Mental math. It causes so many students anxiety, but it’s a critical skill to be able to do more complex math. I’ve seen ideas similar to this, but they seem to use more prep (like writing things on craft sticks), so I’ve made my own. If you want each student to complete this puzzle, I recommend giving this page to each student, having them cut out the strips and glue them on a piece of paper in the right order. If you only want one set for your classroom, be sure to print it on card stock and then laminate the strips so they last longer!
I saw this idea somewhere and fell in love with it! This little house is home to a “fact family.” You could use this for addition/subtraction or for multiplication/division. I’ve made a full page version and a half page version. Sometimes having to complete a half sheet (rather than a full sheet) seems less intimidating to kids even if it’s got the same thing on it. I’ve included a page to use as an example of how to complete the graphic organizer.
This is one of my favorite games. This works for reading, math or anything you can write on a card with an answer (great for spelling words, sight words, letter sounds, math facts, states/capitals, etc).
The pictures are of our spelling words for the week. Kids get in groups of three or four. One student does not have a fly swatter, while the others each have one. The student without a fly swatter is the reader. Spread the words (or math fact cards, or whatever) on the ground. The reader reads any word. The other kids try to be the first to swat the word. Whoever swats the word first keeps the word. After the words are gone, the fly swatters get passed to the left. If you don’t have the fly swatter, you become the reader. Be sure to set up rules before the game that if someone intentionally swats another student with the fly swatter they sit out a round, or whatever your class rule would be. For a whole class experience put the words on the board and give each team one fly swatter. Kids love this game!
My friend over at Cultivating Questioners had this to say about the fly swatter game: “I divide my whiteboard into two sections and write words or numbers on the board randomly. I then divide the students into two teams. I have one person from each team step forward with the fly swatter in hand. I then call out a problem or word and the students run to the front of the room and slap the correct answer in their team’s section. They love it!”
Pass out a large sheet of paper to groups of 2-4 students. Then have them create a poster that shows what key words are associated with each of the 4 basic math operations: addition, subtraction, multiplication and division. Then post them on the wall as a reminder throughout the year. If you don’t have enough space to display them all, designate one spot for a poster and rotate through them throughout the year. When you switch posters to display a new group’s poster, have the group members review the key words with the whole class.

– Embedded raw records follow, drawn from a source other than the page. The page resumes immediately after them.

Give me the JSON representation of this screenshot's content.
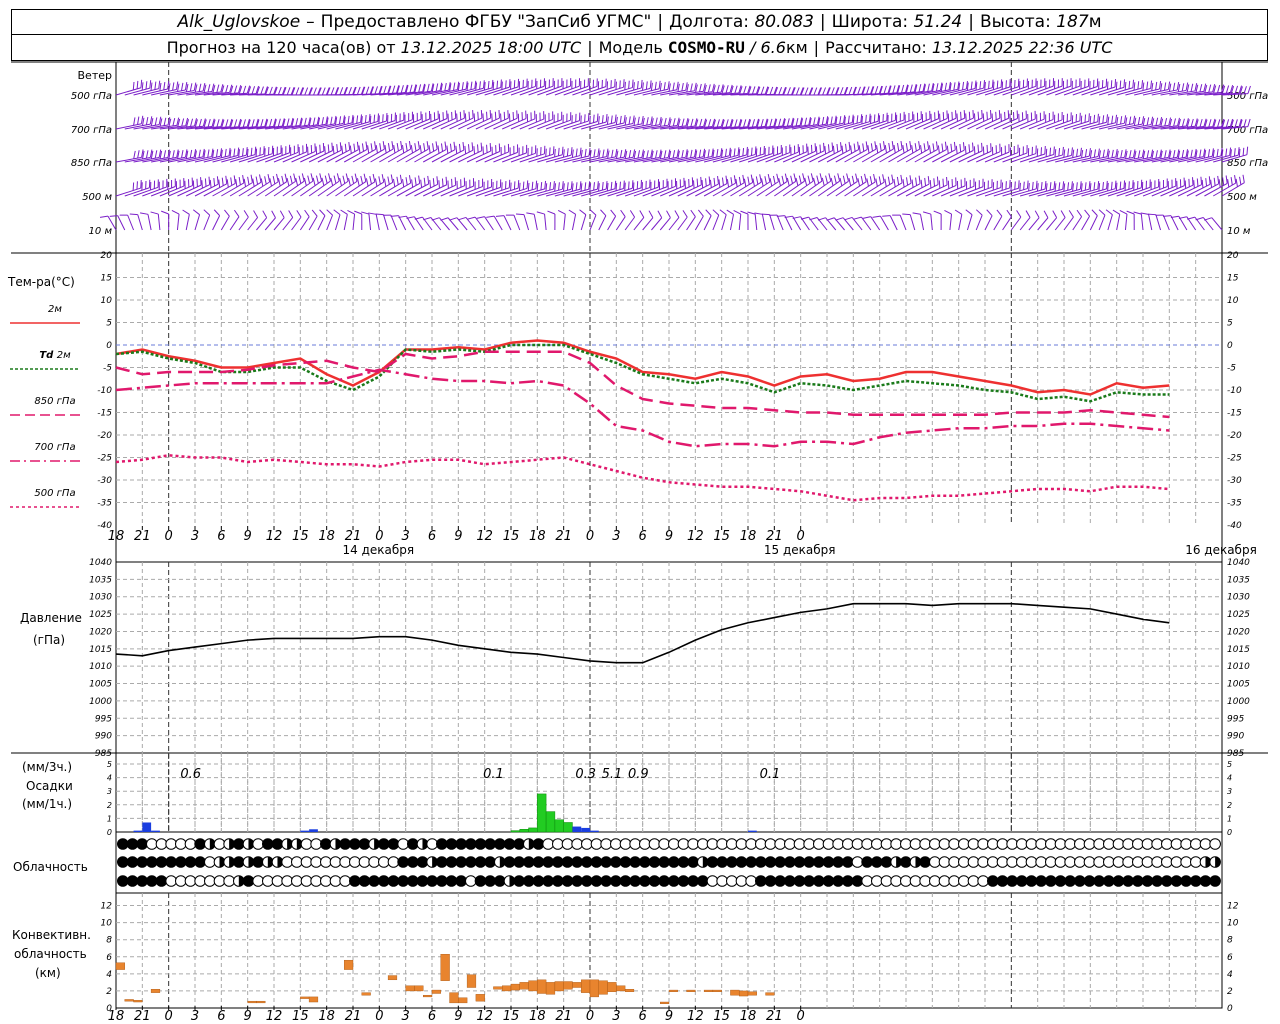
{
  "header": {
    "station": "Alk_Uglovskoe",
    "dash": "–",
    "provider": "Предоставлено ФГБУ \"ЗапСиб УГМС\"",
    "lon_label": "Долгота:",
    "lon": "80.083",
    "lat_label": "Широта:",
    "lat": "51.24",
    "alt_label": "Высота:",
    "alt": "187",
    "alt_unit": "м",
    "forecast_label": "Прогноз на 120 часа(ов) от",
    "forecast_time": "13.12.2025 18:00 UTC",
    "model_label": "Модель",
    "model": "COSMO-RU",
    "resolution": "/ 6.6",
    "res_unit": "км",
    "calc_label": "Рассчитано:",
    "calc_time": "13.12.2025 22:36 UTC"
  },
  "panels": {
    "wind": {
      "title": "Ветер",
      "levels": [
        "500 гПа",
        "700 гПа",
        "850 гПа",
        "500 м",
        "10  м"
      ]
    },
    "temp": {
      "title": "Тем-ра(°C)",
      "legend": [
        {
          "label": "2м",
          "color": "#ee3030",
          "style": "solid"
        },
        {
          "label_italic": "Td",
          "label": "2м",
          "color": "#1a7a1a",
          "style": "dotted"
        },
        {
          "label": "850 гПа",
          "color": "#e0186c",
          "style": "dash"
        },
        {
          "label": "700 гПа",
          "color": "#e0186c",
          "style": "dashdot"
        },
        {
          "label": "500 гПа",
          "color": "#e0186c",
          "style": "dot"
        }
      ]
    },
    "pressure": {
      "title": "Давление",
      "unit": "(гПа)"
    },
    "precip": {
      "unit1": "(мм/3ч.)",
      "title": "Осадки",
      "unit2": "(мм/1ч.)"
    },
    "cloud": {
      "title": "Облачность"
    },
    "conv": {
      "title1": "Конвективн.",
      "title2": "облачность",
      "unit": "(км)"
    }
  },
  "time_axis": {
    "ticks": [
      "18",
      "21",
      "0",
      "3",
      "6",
      "9",
      "12",
      "15",
      "18",
      "21",
      "0",
      "3",
      "6",
      "9",
      "12",
      "15",
      "18",
      "21",
      "0",
      "3",
      "6",
      "9",
      "12",
      "15",
      "18",
      "21",
      "0"
    ],
    "dates": [
      "14 декабря",
      "15 декабря",
      "16 декабря"
    ]
  },
  "chart_data": [
    {
      "type": "line",
      "title": "Тем-ра(°C)",
      "x": [
        -6,
        -3,
        0,
        3,
        6,
        9,
        12,
        15,
        18,
        21,
        24,
        27,
        30,
        33,
        36,
        39,
        42,
        45,
        48,
        51,
        54,
        57,
        60,
        63,
        66,
        69,
        72,
        75,
        78,
        81,
        84,
        87,
        90,
        93,
        96,
        99,
        102,
        105,
        108,
        111,
        114
      ],
      "ylim": [
        -40,
        20
      ],
      "yticks": [
        -40,
        -35,
        -30,
        -25,
        -20,
        -15,
        -10,
        -5,
        0,
        5,
        10,
        15,
        20
      ],
      "series": [
        {
          "name": "2м",
          "color": "#ee3030",
          "values": [
            -2,
            -1,
            -2.5,
            -3.5,
            -5,
            -5,
            -4,
            -3,
            -6.5,
            -9,
            -6,
            -1,
            -1,
            -0.5,
            -1,
            0.5,
            1,
            0.5,
            -1.5,
            -3,
            -6,
            -6.5,
            -7.5,
            -6,
            -7,
            -9,
            -7,
            -6.5,
            -8,
            -7.5,
            -6,
            -6,
            -7,
            -8,
            -9,
            -10.5,
            -10,
            -11,
            -8.5,
            -9.5,
            -9
          ]
        },
        {
          "name": "Td 2м",
          "color": "#1a7a1a",
          "values": [
            -2,
            -1.5,
            -3,
            -4,
            -6,
            -6,
            -5,
            -5,
            -8,
            -10,
            -7,
            -1,
            -1.5,
            -1,
            -1.5,
            0,
            0,
            0,
            -2,
            -4,
            -6.5,
            -7.5,
            -8.5,
            -7.5,
            -8.5,
            -10.5,
            -8.5,
            -9,
            -10,
            -9,
            -8,
            -8.5,
            -9,
            -10,
            -10.5,
            -12,
            -11.5,
            -12.5,
            -10.5,
            -11,
            -11
          ]
        },
        {
          "name": "850 гПа",
          "color": "#e0186c",
          "dash": "14,7",
          "values": [
            -5,
            -6.5,
            -6,
            -6,
            -6,
            -5.5,
            -4.5,
            -4,
            -3.5,
            -5,
            -6,
            -2,
            -3,
            -2.5,
            -1.5,
            -1.5,
            -1.5,
            -1.5,
            -4,
            -9,
            -12,
            -13,
            -13.5,
            -14,
            -14,
            -14.5,
            -15,
            -15,
            -15.5,
            -15.5,
            -15.5,
            -15.5,
            -15.5,
            -15.5,
            -15,
            -15,
            -15,
            -14.5,
            -15,
            -15.5,
            -16
          ]
        },
        {
          "name": "700 гПа",
          "color": "#e0186c",
          "dash": "16,5,3,5",
          "values": [
            -10,
            -9.5,
            -9,
            -8.5,
            -8.5,
            -8.5,
            -8.5,
            -8.5,
            -8.5,
            -7,
            -5.5,
            -6.5,
            -7.5,
            -8,
            -8,
            -8.5,
            -8,
            -9,
            -13,
            -18,
            -19,
            -21.5,
            -22.5,
            -22,
            -22,
            -22.5,
            -21.5,
            -21.5,
            -22,
            -20.5,
            -19.5,
            -19,
            -18.5,
            -18.5,
            -18,
            -18,
            -17.5,
            -17.5,
            -18,
            -18.5,
            -19
          ]
        },
        {
          "name": "500 гПа",
          "color": "#e0186c",
          "dash": "3,3",
          "values": [
            -26,
            -25.5,
            -24.5,
            -25,
            -25,
            -26,
            -25.5,
            -26,
            -26.5,
            -26.5,
            -27,
            -26,
            -25.5,
            -25.5,
            -26.5,
            -26,
            -25.5,
            -25,
            -26.5,
            -28,
            -29.5,
            -30.5,
            -31,
            -31.5,
            -31.5,
            -32,
            -32.5,
            -33.5,
            -34.5,
            -34,
            -34,
            -33.5,
            -33.5,
            -33,
            -32.5,
            -32,
            -32,
            -32.5,
            -31.5,
            -31.5,
            -32
          ]
        }
      ]
    },
    {
      "type": "line",
      "title": "Давление",
      "ylabel": "(гПа)",
      "x": [
        -6,
        -3,
        0,
        3,
        6,
        9,
        12,
        15,
        18,
        21,
        24,
        27,
        30,
        33,
        36,
        39,
        42,
        45,
        48,
        51,
        54,
        57,
        60,
        63,
        66,
        69,
        72,
        75,
        78,
        81,
        84,
        87,
        90,
        93,
        96,
        99,
        102,
        105,
        108,
        111,
        114
      ],
      "ylim": [
        985,
        1040
      ],
      "yticks": [
        985,
        990,
        995,
        1000,
        1005,
        1010,
        1015,
        1020,
        1025,
        1030,
        1035,
        1040
      ],
      "series": [
        {
          "name": "",
          "color": "#000000",
          "values": [
            1013.5,
            1013,
            1014.5,
            1015.5,
            1016.5,
            1017.5,
            1018,
            1018,
            1018,
            1018,
            1018.5,
            1018.5,
            1017.5,
            1016,
            1015,
            1014,
            1013.5,
            1012.5,
            1011.5,
            1011,
            1011,
            1014,
            1017.5,
            1020.5,
            1022.5,
            1024,
            1025.5,
            1026.5,
            1028,
            1028,
            1028,
            1027.5,
            1028,
            1028,
            1028,
            1027.5,
            1027,
            1026.5,
            1025,
            1023.5,
            1022.5
          ]
        }
      ]
    },
    {
      "type": "bar",
      "title": "Осадки",
      "ylim": [
        0,
        5
      ],
      "yticks": [
        0,
        1,
        2,
        3,
        4,
        5
      ],
      "labels3h": [
        {
          "x": 0,
          "text": "0.6"
        },
        {
          "x": 34.5,
          "text": "0.1"
        },
        {
          "x": 45,
          "text": "0.3"
        },
        {
          "x": 48,
          "text": "5.1"
        },
        {
          "x": 51,
          "text": "0.9"
        },
        {
          "x": 66,
          "text": "0.1"
        }
      ],
      "bars": [
        {
          "x": -4,
          "value": 0.1,
          "color": "#1a3ee0"
        },
        {
          "x": -3,
          "value": 0.7,
          "color": "#1a3ee0"
        },
        {
          "x": -2,
          "value": 0.1,
          "color": "#1a3ee0"
        },
        {
          "x": 15,
          "value": 0.1,
          "color": "#1a3ee0"
        },
        {
          "x": 16,
          "value": 0.2,
          "color": "#1a3ee0"
        },
        {
          "x": 39,
          "value": 0.1,
          "color": "#22cc22"
        },
        {
          "x": 40,
          "value": 0.2,
          "color": "#22cc22"
        },
        {
          "x": 41,
          "value": 0.3,
          "color": "#22cc22"
        },
        {
          "x": 42,
          "value": 2.8,
          "color": "#22cc22"
        },
        {
          "x": 43,
          "value": 1.5,
          "color": "#22cc22"
        },
        {
          "x": 44,
          "value": 0.9,
          "color": "#22cc22"
        },
        {
          "x": 45,
          "value": 0.7,
          "color": "#22cc22"
        },
        {
          "x": 46,
          "value": 0.4,
          "color": "#1a3ee0"
        },
        {
          "x": 47,
          "value": 0.3,
          "color": "#1a3ee0"
        },
        {
          "x": 48,
          "value": 0.1,
          "color": "#1a3ee0"
        },
        {
          "x": 66,
          "value": 0.1,
          "color": "#1a3ee0"
        }
      ]
    },
    {
      "type": "table",
      "title": "Облачность",
      "rows": [
        "111000001202123112200121112110123111111111210000000000000000000000000000000000000000000000000000000000000000000000000000001111",
        "111111111022121220000000000001112111111211111111111111111111211111111111111101112121000000000000000000000000000022121",
        "1111100000002100000000001111111111110111211111111111111111111000001111111111100000000000001111111111111111111111111"
      ]
    },
    {
      "type": "bar",
      "title": "Конвективн. облачность",
      "ylabel": "(км)",
      "ylim": [
        0,
        13
      ],
      "yticks": [
        0,
        2,
        4,
        6,
        8,
        10,
        12
      ],
      "color": "#e8842e",
      "bars": [
        {
          "x": -6,
          "bottom": 4.5,
          "top": 5.3
        },
        {
          "x": -5,
          "bottom": 0.8,
          "top": 1.0
        },
        {
          "x": -4,
          "bottom": 0.7,
          "top": 0.9
        },
        {
          "x": -2,
          "bottom": 1.8,
          "top": 2.2
        },
        {
          "x": 9,
          "bottom": 0.6,
          "top": 0.8
        },
        {
          "x": 10,
          "bottom": 0.6,
          "top": 0.8
        },
        {
          "x": 15,
          "bottom": 1.1,
          "top": 1.3
        },
        {
          "x": 16,
          "bottom": 0.7,
          "top": 1.3
        },
        {
          "x": 20,
          "bottom": 4.5,
          "top": 5.6
        },
        {
          "x": 22,
          "bottom": 1.5,
          "top": 1.8
        },
        {
          "x": 25,
          "bottom": 3.3,
          "top": 3.8
        },
        {
          "x": 27,
          "bottom": 2.0,
          "top": 2.6
        },
        {
          "x": 28,
          "bottom": 2.0,
          "top": 2.6
        },
        {
          "x": 29,
          "bottom": 1.3,
          "top": 1.5
        },
        {
          "x": 30,
          "bottom": 1.7,
          "top": 2.1
        },
        {
          "x": 31,
          "bottom": 3.2,
          "top": 6.3
        },
        {
          "x": 32,
          "bottom": 0.6,
          "top": 1.8
        },
        {
          "x": 33,
          "bottom": 0.6,
          "top": 1.2
        },
        {
          "x": 34,
          "bottom": 2.4,
          "top": 3.9
        },
        {
          "x": 35,
          "bottom": 0.8,
          "top": 1.6
        },
        {
          "x": 37,
          "bottom": 2.2,
          "top": 2.5
        },
        {
          "x": 38,
          "bottom": 2.0,
          "top": 2.6
        },
        {
          "x": 39,
          "bottom": 2.1,
          "top": 2.8
        },
        {
          "x": 40,
          "bottom": 2.2,
          "top": 3.0
        },
        {
          "x": 41,
          "bottom": 2.0,
          "top": 3.2
        },
        {
          "x": 42,
          "bottom": 1.7,
          "top": 3.3
        },
        {
          "x": 43,
          "bottom": 1.6,
          "top": 3.0
        },
        {
          "x": 44,
          "bottom": 2.0,
          "top": 3.1
        },
        {
          "x": 45,
          "bottom": 2.2,
          "top": 3.1
        },
        {
          "x": 46,
          "bottom": 2.4,
          "top": 3.0
        },
        {
          "x": 47,
          "bottom": 1.8,
          "top": 3.3
        },
        {
          "x": 48,
          "bottom": 1.3,
          "top": 3.3
        },
        {
          "x": 49,
          "bottom": 1.6,
          "top": 3.2
        },
        {
          "x": 50,
          "bottom": 1.9,
          "top": 3.0
        },
        {
          "x": 51,
          "bottom": 2.0,
          "top": 2.6
        },
        {
          "x": 52,
          "bottom": 1.9,
          "top": 2.2
        },
        {
          "x": 56,
          "bottom": 0.5,
          "top": 0.7
        },
        {
          "x": 57,
          "bottom": 1.9,
          "top": 2.1
        },
        {
          "x": 59,
          "bottom": 1.9,
          "top": 2.1
        },
        {
          "x": 61,
          "bottom": 1.9,
          "top": 2.1
        },
        {
          "x": 62,
          "bottom": 1.9,
          "top": 2.1
        },
        {
          "x": 64,
          "bottom": 1.5,
          "top": 2.1
        },
        {
          "x": 65,
          "bottom": 1.4,
          "top": 2.0
        },
        {
          "x": 66,
          "bottom": 1.5,
          "top": 1.9
        },
        {
          "x": 68,
          "bottom": 1.5,
          "top": 1.8
        }
      ]
    }
  ]
}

I’m a huge fan of games. They disguise potentially unpleasant practice! Here’s my collection of math turtles to help your kids practice basic math skills (including simple addition, subtraction, multiplication and division). Happy spring!